Practiced by Sharma Climbing Gyms
"Climbing is very safe when done properly. But, a climber always has to take responsibility for their safety—whether it’s their knot, their harness or, in the case of auto belays, making sure they’re clipped into their belay loop." -- Chris Sharma, professional rock climber and owner of three climbing gyms
1. Establish an auto belay zone
Setting aside an area exclusively for auto belays can result in a host of benefits and is worth considering if the layout of your gym allows for it. In terms of staffing, an auto belay zone makes it easy to monitor large numbers of climbers with only a few dedicated staff members. A separate auto belay zone also promotes safety, lowers potential risks, helps build a unique community, and improves the flow of traffic across the facility.
2. Give an auto belay orientation
Auto belays are such intuitive devices that many facilities skip the orientation stage altogether. Unfortunately, this gap in training can lead to unnecessary complications. Nearly all auto belay-related injuries are the result of human error, so it’s worth taking the time to make sure climbers are aware of potential risks, as well as how to avoid them.
Reviewing basic skills like how to tighten a harness, how to clip into a carabiner, and how to test for proper webbing retraction can prevent injuries and cultivate confidence in new climbers.
For more experienced climbers, auto belay orientation should emphasize the importance of always remaining aware of your surroundings. Experienced climbers are far more likely than beginners to become preoccupied with maxing out their workouts and forget to clip into the auto belay before starting up the wall.
For more information, check out How to Give a Proper Auto Belay Orientation.
3. Document auto belay competency
Just like top roping or lead climbing, gyms should have a system in place to document which climbers are auto belay competent. This requires two steps: orientation and assessment. After completing orientation, climbers should then be able to demonstrate their understanding on an actual auto belay.
4. Provide auto belay orientation cards
A simple, visual way of determining that a climber is certified as auto belay competent is to provide auto belay orientation cards. Color coding these cards allows staff members to easily distinguish between auto belay, top rope, and lead climbing certifications.
5. Use belay gates
With their bright colors, bold messaging, and expansive footprint, belay gates make it very difficult for climbers to forget to clip in before climbing. Belay gates also help to space out adjacent climbers along the base of the wall and warn spectators not to stand beneath active climbers.
6. Cover start holds with belay gates
One of the best ways to prevent human error is to cover the starting holds of a route with the corresponding belay gate. While this may require a few adjustments to your route setting, the configuration provides an extra layer of security against inattentive climbers.
7. Use gym monitors

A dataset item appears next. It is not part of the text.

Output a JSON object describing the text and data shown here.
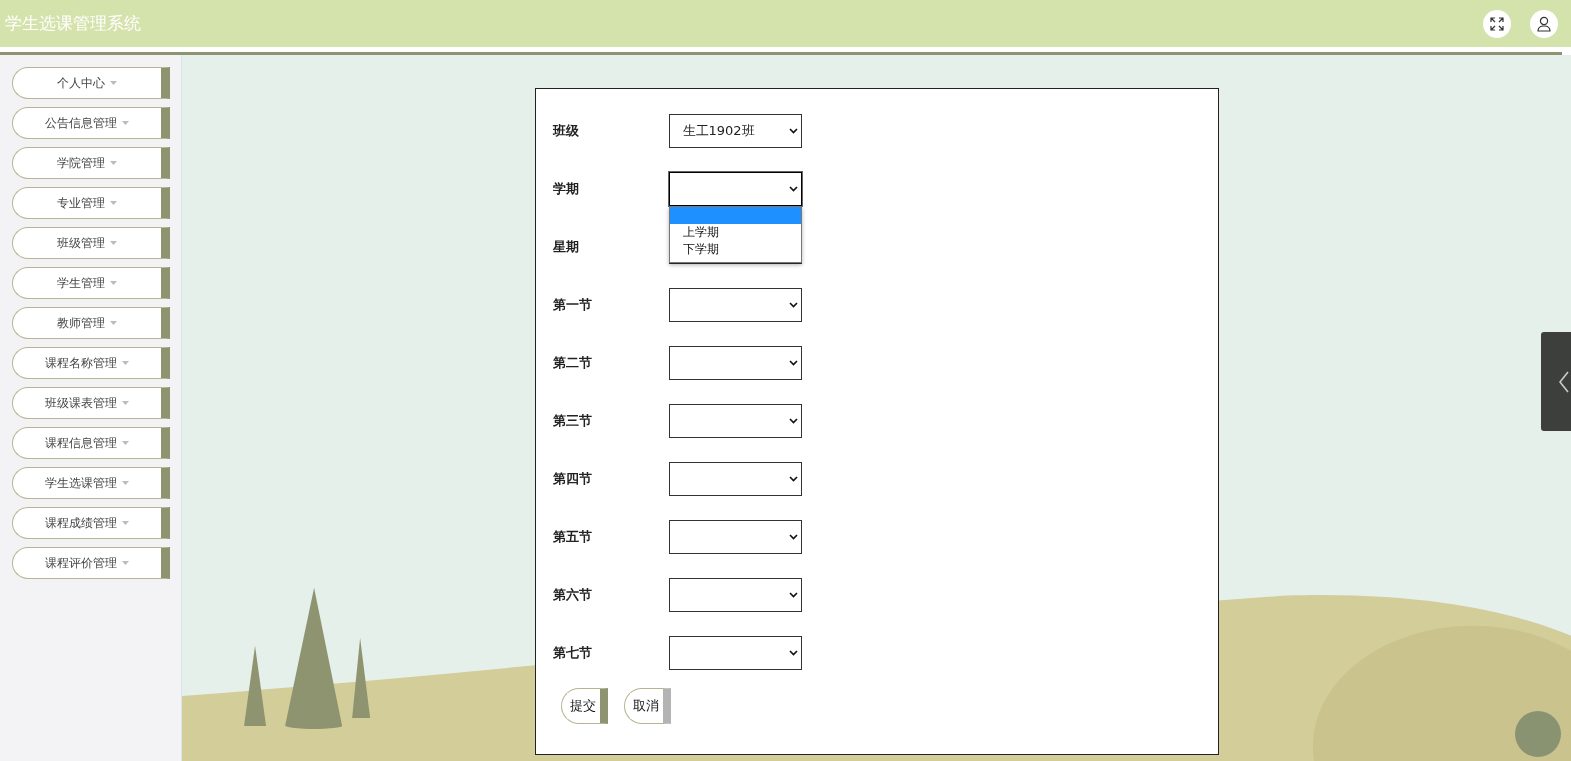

All it takes is one or two people to lead auto belay orientations, answer questions, and ensure that everyone is following basic safety practices. Just as they do for other disciplines, gym monitors should receive specific internal training for supervising auto belay use and should feel confident giving an auto belay orientation.
8. Keep climbing disciplines separate when possible
Auto belays significantly increase the throughput of a given area, allowing for more climbs in a smaller space in a shorter amount of time. By keeping auto belays separate from top rope and lead climbing routes, you can reduce the traffic in those areas, as well as the chances for overlapping swings, falls, and collisions. Separating the different disciplines also removes any temptation for auto belay users to snatch at or clip into quickdraws.
Beyond safety considerations, separating the different disciplines also creates a better overall climbing experience. Beginners feel more comfortable in a controlled environment, while experienced climbers can take more efficient training laps with fewer breaks in between.
For more information
The Association of British Climbing (ABC) recently released a set of safety guidelines for the operation of auto belays. The guidelines provide a more detailed examination of many of the topics laid out in this article. You can download a copy of the ABC’s proposed auto belay safety guidelines here.